It is easy to forget just how much we depend on our hot water systems. Showering, cooking, washing up. Most people only appreciate just how important their hot water tank is when it fails. Murphy’s Law dictates that this usually happens in a very spectacular fashion, in the earliest hours of a very cold Sunday morning when every plumber in your neighbourhood is on holidays…
Hot water systems may seem a bit complicated and mysterious but like all other parts of your home they’ll benefit greatly from a bit of routine maintenance. This is particularly the case with hot water tank systems – because continuous flow hot water systems don’t store hot water and are unlikely to build up any pressure. They require much less attention.
Effective maintenance for hot water tank systems is pretty easy and can double or triple the effective lifespan of your hot water system. To maintain your system, there are two main things you’ll need to consider:
- the sacrificial anode, and
- the temperature and pressure relief valve (PTR valve for short).
How to test your temperature and pressure relief (PTR) valve
Flushing and testing a PTR valve is relatively straightforward and something you can do yourself. If the valve is already leaking water through the outlet pipe it will need to be replaced. Testing the valve involves expelling some extremely hot water. So if you are going to test your PTR valve ensure that you are wearing long pants, covered shoes and gloves:
- Check to ensure that the area beneath the outlet pipe from the PTR valve is clear and free from obstruction. Make sure you are standing as far away as possible from the end of the pipe.
- Gently lift the handle on the PTR valve. If it is stuck don’t force it. If it doesn’t want to move you will need to replace it. As you lift the valve handle very hot water should flow out from the end of the outlet pipe.

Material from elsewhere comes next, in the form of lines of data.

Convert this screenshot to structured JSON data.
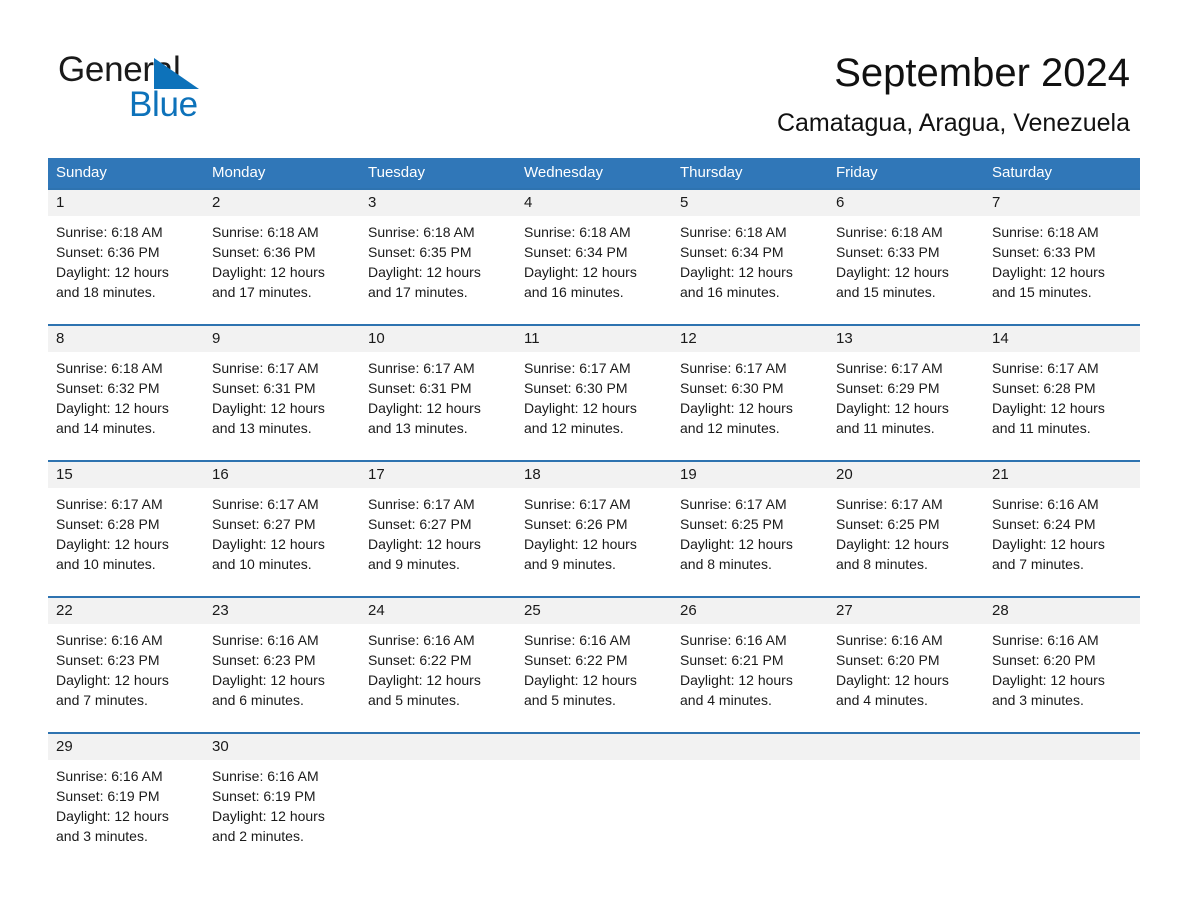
{
  "brand": {
    "word1": "General",
    "word2": "Blue",
    "triangle_color": "#0d72ba",
    "icon": "triangle-logo-icon"
  },
  "header": {
    "month_title": "September 2024",
    "location": "Camatagua, Aragua, Venezuela"
  },
  "colors": {
    "header_blue": "#3077b8",
    "row_divider_blue": "#2e73b0",
    "daynum_band": "#f2f2f2",
    "brand_blue": "#0d72ba"
  },
  "calendar": {
    "weekdays": [
      "Sunday",
      "Monday",
      "Tuesday",
      "Wednesday",
      "Thursday",
      "Friday",
      "Saturday"
    ],
    "weeks": [
      {
        "days": [
          {
            "num": "1",
            "sunrise": "Sunrise: 6:18 AM",
            "sunset": "Sunset: 6:36 PM",
            "daylight1": "Daylight: 12 hours",
            "daylight2": "and 18 minutes."
          },
          {
            "num": "2",
            "sunrise": "Sunrise: 6:18 AM",
            "sunset": "Sunset: 6:36 PM",
            "daylight1": "Daylight: 12 hours",
            "daylight2": "and 17 minutes."
          },
          {
            "num": "3",
            "sunrise": "Sunrise: 6:18 AM",
            "sunset": "Sunset: 6:35 PM",
            "daylight1": "Daylight: 12 hours",
            "daylight2": "and 17 minutes."
          },
          {
            "num": "4",
            "sunrise": "Sunrise: 6:18 AM",
            "sunset": "Sunset: 6:34 PM",
            "daylight1": "Daylight: 12 hours",
            "daylight2": "and 16 minutes."
          },
          {
            "num": "5",
            "sunrise": "Sunrise: 6:18 AM",
            "sunset": "Sunset: 6:34 PM",
            "daylight1": "Daylight: 12 hours",
            "daylight2": "and 16 minutes."
          },
          {
            "num": "6",
            "sunrise": "Sunrise: 6:18 AM",
            "sunset": "Sunset: 6:33 PM",
            "daylight1": "Daylight: 12 hours",
            "daylight2": "and 15 minutes."
          },
          {
            "num": "7",
            "sunrise": "Sunrise: 6:18 AM",
            "sunset": "Sunset: 6:33 PM",
            "daylight1": "Daylight: 12 hours",
            "daylight2": "and 15 minutes."
          }
        ]
      },
      {
        "days": [
          {
            "num": "8",
            "sunrise": "Sunrise: 6:18 AM",
            "sunset": "Sunset: 6:32 PM",
            "daylight1": "Daylight: 12 hours",
            "daylight2": "and 14 minutes."
          },
          {
            "num": "9",
            "sunrise": "Sunrise: 6:17 AM",
            "sunset": "Sunset: 6:31 PM",
            "daylight1": "Daylight: 12 hours",
            "daylight2": "and 13 minutes."
          },
          {
            "num": "10",
            "sunrise": "Sunrise: 6:17 AM",
            "sunset": "Sunset: 6:31 PM",
            "daylight1": "Daylight: 12 hours",
            "daylight2": "and 13 minutes."
          },
          {
            "num": "11",
            "sunrise": "Sunrise: 6:17 AM",
            "sunset": "Sunset: 6:30 PM",
            "daylight1": "Daylight: 12 hours",
            "daylight2": "and 12 minutes."
          },
          {
            "num": "12",
            "sunrise": "Sunrise: 6:17 AM",
            "sunset": "Sunset: 6:30 PM",
            "daylight1": "Daylight: 12 hours",
            "daylight2": "and 12 minutes."
          },
          {
            "num": "13",
            "sunrise": "Sunrise: 6:17 AM",
            "sunset": "Sunset: 6:29 PM",
            "daylight1": "Daylight: 12 hours",
            "daylight2": "and 11 minutes."
          },
          {
            "num": "14",
            "sunrise": "Sunrise: 6:17 AM",
            "sunset": "Sunset: 6:28 PM",
            "daylight1": "Daylight: 12 hours",
            "daylight2": "and 11 minutes."
          }
        ]
      },
      {
        "days": [
          {
            "num": "15",
            "sunrise": "Sunrise: 6:17 AM",
            "sunset": "Sunset: 6:28 PM",
            "daylight1": "Daylight: 12 hours",
            "daylight2": "and 10 minutes."
          },
          {
            "num": "16",
            "sunrise": "Sunrise: 6:17 AM",
            "sunset": "Sunset: 6:27 PM",
            "daylight1": "Daylight: 12 hours",
            "daylight2": "and 10 minutes."
          },
          {
            "num": "17",
            "sunrise": "Sunrise: 6:17 AM",
            "sunset": "Sunset: 6:27 PM",
            "daylight1": "Daylight: 12 hours",
            "daylight2": "and 9 minutes."
          },
          {
            "num": "18",
            "sunrise": "Sunrise: 6:17 AM",
            "sunset": "Sunset: 6:26 PM",
            "daylight1": "Daylight: 12 hours",
            "daylight2": "and 9 minutes."
          },
          {
            "num": "19",
            "sunrise": "Sunrise: 6:17 AM",
            "sunset": "Sunset: 6:25 PM",
            "daylight1": "Daylight: 12 hours",
            "daylight2": "and 8 minutes."
          },
          {
            "num": "20",
            "sunrise": "Sunrise: 6:17 AM",
            "sunset": "Sunset: 6:25 PM",
            "daylight1": "Daylight: 12 hours",
            "daylight2": "and 8 minutes."
          },
          {
            "num": "21",
            "sunrise": "Sunrise: 6:16 AM",
            "sunset": "Sunset: 6:24 PM",
            "daylight1": "Daylight: 12 hours",
            "daylight2": "and 7 minutes."
          }
        ]
      },
      {
        "days": [
          {
            "num": "22",
            "sunrise": "Sunrise: 6:16 AM",
            "sunset": "Sunset: 6:23 PM",
            "daylight1": "Daylight: 12 hours",
            "daylight2": "and 7 minutes."
          },
          {
            "num": "23",
            "sunrise": "Sunrise: 6:16 AM",
            "sunset": "Sunset: 6:23 PM",
            "daylight1": "Daylight: 12 hours",
            "daylight2": "and 6 minutes."
          },
          {
            "num": "24",
            "sunrise": "Sunrise: 6:16 AM",
            "sunset": "Sunset: 6:22 PM",
            "daylight1": "Daylight: 12 hours",
            "daylight2": "and 5 minutes."
          },
          {
            "num": "25",
            "sunrise": "Sunrise: 6:16 AM",
            "sunset": "Sunset: 6:22 PM",
            "daylight1": "Daylight: 12 hours",
            "daylight2": "and 5 minutes."
          },
          {
            "num": "26",
            "sunrise": "Sunrise: 6:16 AM",
            "sunset": "Sunset: 6:21 PM",
            "daylight1": "Daylight: 12 hours",
            "daylight2": "and 4 minutes."
          },
          {
            "num": "27",
            "sunrise": "Sunrise: 6:16 AM",
            "sunset": "Sunset: 6:20 PM",
            "daylight1": "Daylight: 12 hours",
            "daylight2": "and 4 minutes."
          },
          {
            "num": "28",
            "sunrise": "Sunrise: 6:16 AM",
            "sunset": "Sunset: 6:20 PM",
            "daylight1": "Daylight: 12 hours",
            "daylight2": "and 3 minutes."
          }
        ]
      },
      {
        "days": [
          {
            "num": "29",
            "sunrise": "Sunrise: 6:16 AM",
            "sunset": "Sunset: 6:19 PM",
            "daylight1": "Daylight: 12 hours",
            "daylight2": "and 3 minutes."
          },
          {
            "num": "30",
            "sunrise": "Sunrise: 6:16 AM",
            "sunset": "Sunset: 6:19 PM",
            "daylight1": "Daylight: 12 hours",
            "daylight2": "and 2 minutes."
          },
          {
            "num": "",
            "sunrise": "",
            "sunset": "",
            "daylight1": "",
            "daylight2": ""
          },
          {
            "num": "",
            "sunrise": "",
            "sunset": "",
            "daylight1": "",
            "daylight2": ""
          },
          {
            "num": "",
            "sunrise": "",
            "sunset": "",
            "daylight1": "",
            "daylight2": ""
          },
          {
            "num": "",
            "sunrise": "",
            "sunset": "",
            "daylight1": "",
            "daylight2": ""
          },
          {
            "num": "",
            "sunrise": "",
            "sunset": "",
            "daylight1": "",
            "daylight2": ""
          }
        ]
      }
    ]
  }
}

- Gently return the valve to its closed position. The flow of water should stop. If it doesn’t this likely indicates that the valve isn’t working reliably and needs to be replaced.
How often should temperature and pressure relief (PTR) valves be tested and replaced?

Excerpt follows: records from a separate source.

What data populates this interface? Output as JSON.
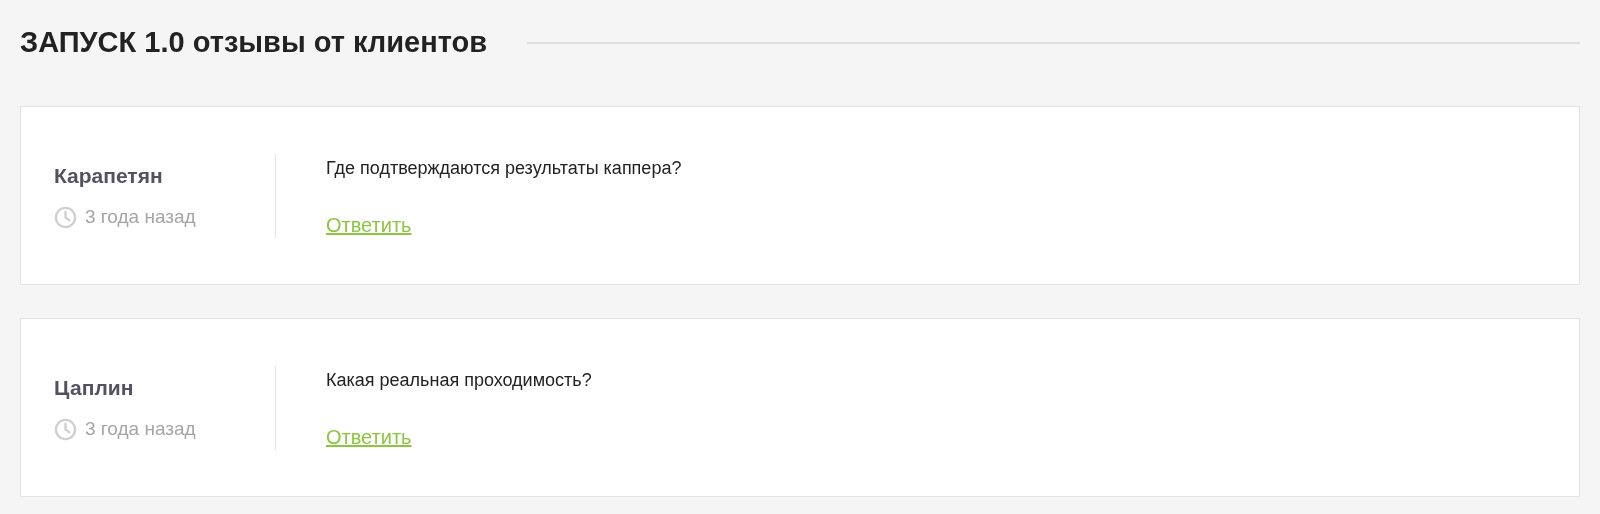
{
  "title": "ЗАПУСК 1.0 отзывы от клиентов",
  "reviews": [
    {
      "author": "Карапетян",
      "time": "3 года назад",
      "text": "Где подтверждаются результаты каппера?",
      "reply": "Ответить"
    },
    {
      "author": "Цаплин",
      "time": "3 года назад",
      "text": "Какая реальная проходимость?",
      "reply": "Ответить"
    }
  ]
}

Ideally, you should refer to the manufacturer’s advice on how often to test your PTR valve – although as a rule of thumb this is normally something you should do once every six months.
PTR valves have a limited rated service life too and need to be replaced periodically. Again, how often they need to be replaced will depend on what is recommended by the manufacturer. In many cases this is something you will need to do once every two to three years.

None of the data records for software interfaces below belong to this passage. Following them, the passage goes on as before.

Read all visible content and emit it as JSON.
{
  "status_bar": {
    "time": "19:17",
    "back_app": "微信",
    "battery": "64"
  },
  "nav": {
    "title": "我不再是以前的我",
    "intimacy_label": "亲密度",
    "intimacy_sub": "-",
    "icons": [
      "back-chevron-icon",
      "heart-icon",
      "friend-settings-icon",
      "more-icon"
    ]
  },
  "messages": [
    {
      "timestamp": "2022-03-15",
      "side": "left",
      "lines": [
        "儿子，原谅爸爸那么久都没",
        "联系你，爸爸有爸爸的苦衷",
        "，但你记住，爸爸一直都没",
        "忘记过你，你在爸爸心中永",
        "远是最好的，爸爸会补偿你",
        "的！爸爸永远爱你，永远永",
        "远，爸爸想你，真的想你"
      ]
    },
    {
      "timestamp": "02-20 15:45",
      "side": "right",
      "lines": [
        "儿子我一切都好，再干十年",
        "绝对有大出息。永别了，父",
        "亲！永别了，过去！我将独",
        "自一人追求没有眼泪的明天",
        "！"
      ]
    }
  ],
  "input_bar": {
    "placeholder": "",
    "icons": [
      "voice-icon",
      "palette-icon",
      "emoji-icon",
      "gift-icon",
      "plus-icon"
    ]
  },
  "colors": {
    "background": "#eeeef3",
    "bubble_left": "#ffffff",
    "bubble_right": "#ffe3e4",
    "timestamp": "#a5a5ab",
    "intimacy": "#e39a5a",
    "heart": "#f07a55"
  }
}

Why is the PTR (Pressure Temperature & Relief Valve) leaking so much?
Located on the side of the water tank, the PTR valve is an essential component of your solar hot water system. The PTR valve is designed to allow 3-5% of your total tank volume to discharge during heating. This allows for hot water expansion and also ensures that your system continues to run safely. If you notice that your PTR valve is leaking excessively during the day and night contact us www.solarhotwaterrepairsqueensland.com.au to have it checked as it may be faulty.
Buderim, Maroochydore, Alexandra Headland, Mooloolaba, Warana, Nambour, Caloundra, Montville, Landsborough, Coolum Beach, Mapleton, Maleny, Cooroy, Eumundi, Kawana, Noosaville , Aroona, Beerburrum, Bli Bli, Battery Hill, Bokarina, Caloundra West, Chevallum, Dicky Beach, Diddillibah, Doonan, Eudlo, Flaxton, Yandina, Forest Glen, Golden Beach, Glass House Mountains, Hunchy, Glenview, Kulangoor, Kunda Park, Cotton Tree, Kureelpa, Little Mountain, Marcoola, Meridan Plains, Maroochy River, Mooloolah Valley, Mount Coolum, Mountain Creek, Mudjimba, Ninderry, North Arm, Palmview, Sippy Downs, Tewantin, Twin Waters, Woombye